• What needs to be done
Could the data below be retyped exactly, without its pictures?

(Data records for software interfaces)
__________________________________________________
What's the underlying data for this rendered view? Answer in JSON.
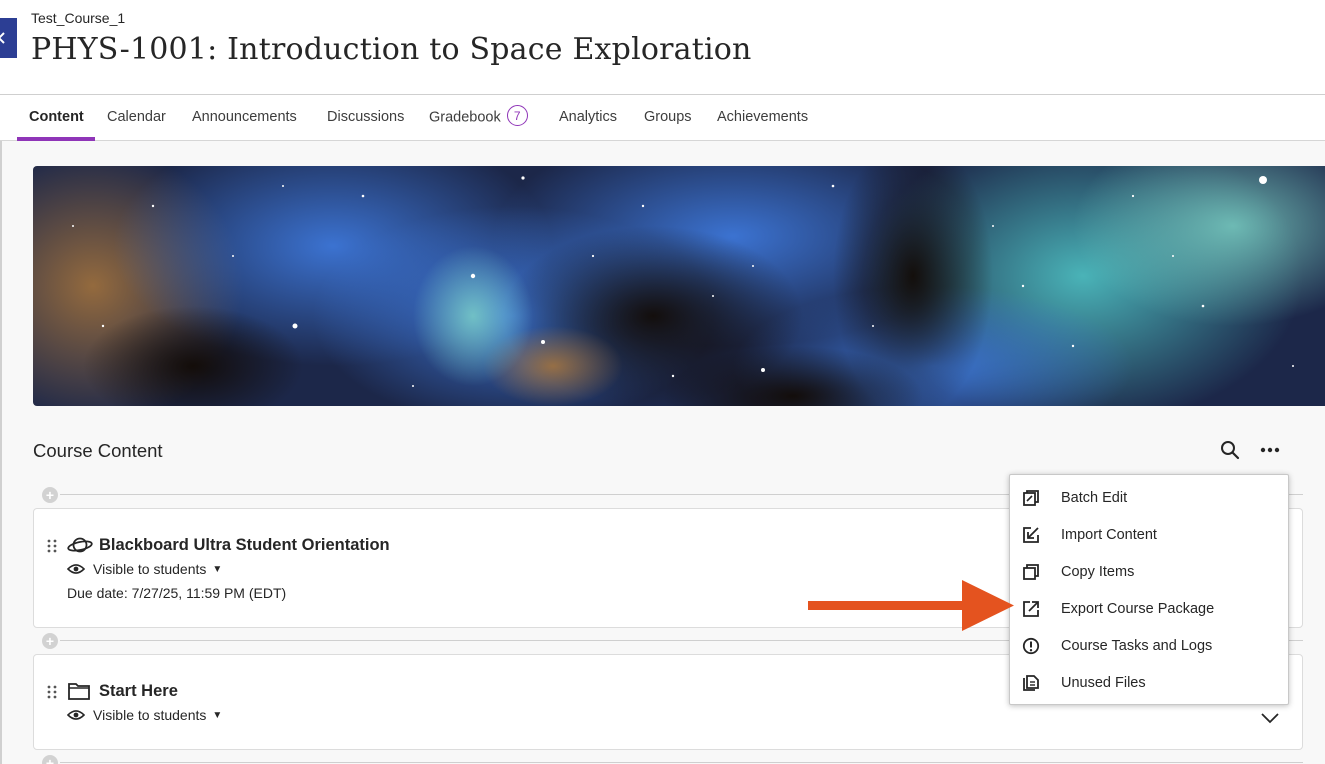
{
  "header": {
    "course_id": "Test_Course_1",
    "course_title": "PHYS-1001: Introduction to Space Exploration"
  },
  "tabs": [
    {
      "label": "Content",
      "active": true
    },
    {
      "label": "Calendar"
    },
    {
      "label": "Announcements"
    },
    {
      "label": "Discussions"
    },
    {
      "label": "Gradebook",
      "badge": "7"
    },
    {
      "label": "Analytics"
    },
    {
      "label": "Groups"
    },
    {
      "label": "Achievements"
    }
  ],
  "course_content": {
    "heading": "Course Content",
    "items": [
      {
        "title": "Blackboard Ultra Student Orientation",
        "icon": "orbit-icon",
        "visibility": "Visible to students",
        "due": "Due date: 7/27/25, 11:59 PM (EDT)"
      },
      {
        "title": "Start Here",
        "icon": "folder-icon",
        "visibility": "Visible to students"
      }
    ]
  },
  "more_menu": {
    "items": [
      {
        "label": "Batch Edit",
        "icon": "batch-edit-icon"
      },
      {
        "label": "Import Content",
        "icon": "import-icon"
      },
      {
        "label": "Copy Items",
        "icon": "copy-icon"
      },
      {
        "label": "Export Course Package",
        "icon": "export-icon"
      },
      {
        "label": "Course Tasks and Logs",
        "icon": "alert-circle-icon"
      },
      {
        "label": "Unused Files",
        "icon": "files-icon"
      }
    ]
  },
  "colors": {
    "accent": "#8f35b8",
    "annotation_arrow": "#e4531f",
    "side_tab": "#2c3e94"
  }
}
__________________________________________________
• Answer box
What's the underlying data for this rendered view? Answer in JSON.
{
  "header": {
    "course_id": "Test_Course_1",
    "course_title": "PHYS-1001: Introduction to Space Exploration"
  },
  "tabs": [
    {
      "label": "Content",
      "active": true
    },
    {
      "label": "Calendar"
    },
    {
      "label": "Announcements"
    },
    {
      "label": "Discussions"
    },
    {
      "label": "Gradebook",
      "badge": "7"
    },
    {
      "label": "Analytics"
    },
    {
      "label": "Groups"
    },
    {
      "label": "Achievements"
    }
  ],
  "course_content": {
    "heading": "Course Content",
    "items": [
      {
        "title": "Blackboard Ultra Student Orientation",
        "icon": "orbit-icon",
        "visibility": "Visible to students",
        "due": "Due date: 7/27/25, 11:59 PM (EDT)"
      },
      {
        "title": "Start Here",
        "icon": "folder-icon",
        "visibility": "Visible to students"
      }
    ]
  },
  "more_menu": {
    "items": [
      {
        "label": "Batch Edit",
        "icon": "batch-edit-icon"
      },
      {
        "label": "Import Content",
        "icon": "import-icon"
      },
      {
        "label": "Copy Items",
        "icon": "copy-icon"
      },
      {
        "label": "Export Course Package",
        "icon": "export-icon"
      },
      {
        "label": "Course Tasks and Logs",
        "icon": "alert-circle-icon"
      },
      {
        "label": "Unused Files",
        "icon": "files-icon"
      }
    ]
  },
  "colors": {
    "accent": "#8f35b8",
    "annotation_arrow": "#e4531f",
    "side_tab": "#2c3e94"
  }
}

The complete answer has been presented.